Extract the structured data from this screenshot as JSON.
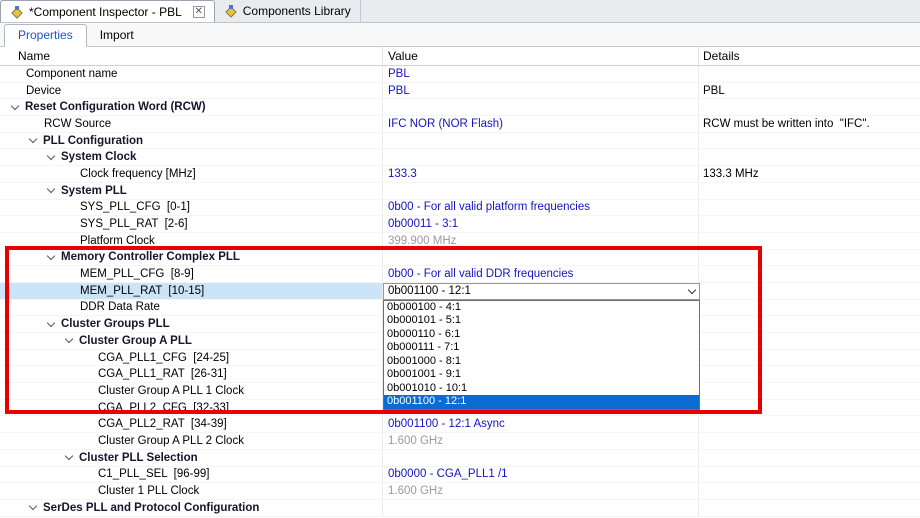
{
  "colors": {
    "value_blue": "#1414c2",
    "value_gray": "#9a9aa0",
    "selected_row_bg": "#cbe4f8",
    "dropdown_selected_bg": "#0a6cd0",
    "annotation_red": "#e60000"
  },
  "editor_tabs": [
    {
      "label": "*Component Inspector - PBL",
      "active": true,
      "close_glyph": "✕"
    },
    {
      "label": "Components Library",
      "active": false
    }
  ],
  "view_tabs": [
    {
      "label": "Properties",
      "active": true
    },
    {
      "label": "Import",
      "active": false
    }
  ],
  "table": {
    "headers": [
      "Name",
      "Value",
      "Details"
    ],
    "rows": [
      {
        "name": "Component name",
        "level": 0,
        "group": false,
        "value": "PBL",
        "style": "blue",
        "details": ""
      },
      {
        "name": "Device",
        "level": 0,
        "group": false,
        "value": "PBL",
        "style": "blue",
        "details": "PBL"
      },
      {
        "name": "Reset Configuration Word (RCW)",
        "level": 0,
        "group": true,
        "value": "",
        "details": ""
      },
      {
        "name": "RCW Source",
        "level": 1,
        "group": false,
        "value": "IFC NOR (NOR Flash)",
        "style": "blue",
        "details": "RCW must be written into  \"IFC\"."
      },
      {
        "name": "PLL Configuration",
        "level": 1,
        "group": true,
        "value": "",
        "details": ""
      },
      {
        "name": "System Clock",
        "level": 2,
        "group": true,
        "value": "",
        "details": ""
      },
      {
        "name": "Clock frequency [MHz]",
        "level": 3,
        "group": false,
        "value": "133.3",
        "style": "blue",
        "details": "133.3 MHz"
      },
      {
        "name": "System PLL",
        "level": 2,
        "group": true,
        "value": "",
        "details": ""
      },
      {
        "name": "SYS_PLL_CFG  [0-1]",
        "level": 3,
        "group": false,
        "value": "0b00 - For all valid platform frequencies",
        "style": "blue",
        "details": ""
      },
      {
        "name": "SYS_PLL_RAT  [2-6]",
        "level": 3,
        "group": false,
        "value": "0b00011 - 3:1",
        "style": "blue",
        "details": ""
      },
      {
        "name": "Platform Clock",
        "level": 3,
        "group": false,
        "value": "399.900 MHz",
        "style": "gray",
        "details": ""
      },
      {
        "name": "Memory Controller Complex PLL",
        "level": 2,
        "group": true,
        "value": "",
        "details": ""
      },
      {
        "name": "MEM_PLL_CFG  [8-9]",
        "level": 3,
        "group": false,
        "value": "0b00 - For all valid DDR frequencies",
        "style": "blue",
        "details": ""
      },
      {
        "name": "MEM_PLL_RAT  [10-15]",
        "level": 3,
        "group": false,
        "selected": true,
        "value": "",
        "details": ""
      },
      {
        "name": "DDR Data Rate",
        "level": 3,
        "group": false,
        "value": "",
        "details": ""
      },
      {
        "name": "Cluster Groups PLL",
        "level": 2,
        "group": true,
        "value": "",
        "details": ""
      },
      {
        "name": "Cluster Group A PLL",
        "level": 3,
        "group": true,
        "value": "",
        "details": ""
      },
      {
        "name": "CGA_PLL1_CFG  [24-25]",
        "level": 4,
        "group": false,
        "value": "",
        "details": ""
      },
      {
        "name": "CGA_PLL1_RAT  [26-31]",
        "level": 4,
        "group": false,
        "value": "",
        "details": ""
      },
      {
        "name": "Cluster Group A PLL 1 Clock",
        "level": 4,
        "group": false,
        "value": "",
        "details": ""
      },
      {
        "name": "CGA_PLL2_CFG  [32-33]",
        "level": 4,
        "group": false,
        "value": "",
        "details": ""
      },
      {
        "name": "CGA_PLL2_RAT  [34-39]",
        "level": 4,
        "group": false,
        "value": "0b001100 - 12:1 Async",
        "style": "blue",
        "details": ""
      },
      {
        "name": "Cluster Group A PLL 2 Clock",
        "level": 4,
        "group": false,
        "value": "1.600 GHz",
        "style": "gray",
        "details": ""
      },
      {
        "name": "Cluster PLL Selection",
        "level": 3,
        "group": true,
        "value": "",
        "details": ""
      },
      {
        "name": "C1_PLL_SEL  [96-99]",
        "level": 4,
        "group": false,
        "value": "0b0000 - CGA_PLL1 /1",
        "style": "blue",
        "details": ""
      },
      {
        "name": "Cluster 1 PLL Clock",
        "level": 4,
        "group": false,
        "value": "1.600 GHz",
        "style": "gray",
        "details": ""
      },
      {
        "name": "SerDes PLL and Protocol Configuration",
        "level": 1,
        "group": true,
        "value": "",
        "details": ""
      }
    ]
  },
  "combo": {
    "value": "0b001100 - 12:1",
    "options": [
      "0b000100 - 4:1",
      "0b000101 - 5:1",
      "0b000110 - 6:1",
      "0b000111 - 7:1",
      "0b001000 - 8:1",
      "0b001001 - 9:1",
      "0b001010 - 10:1",
      "0b001100 - 12:1"
    ],
    "selected_index": 7
  }
}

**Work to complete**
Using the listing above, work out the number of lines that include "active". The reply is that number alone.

**Task output**
4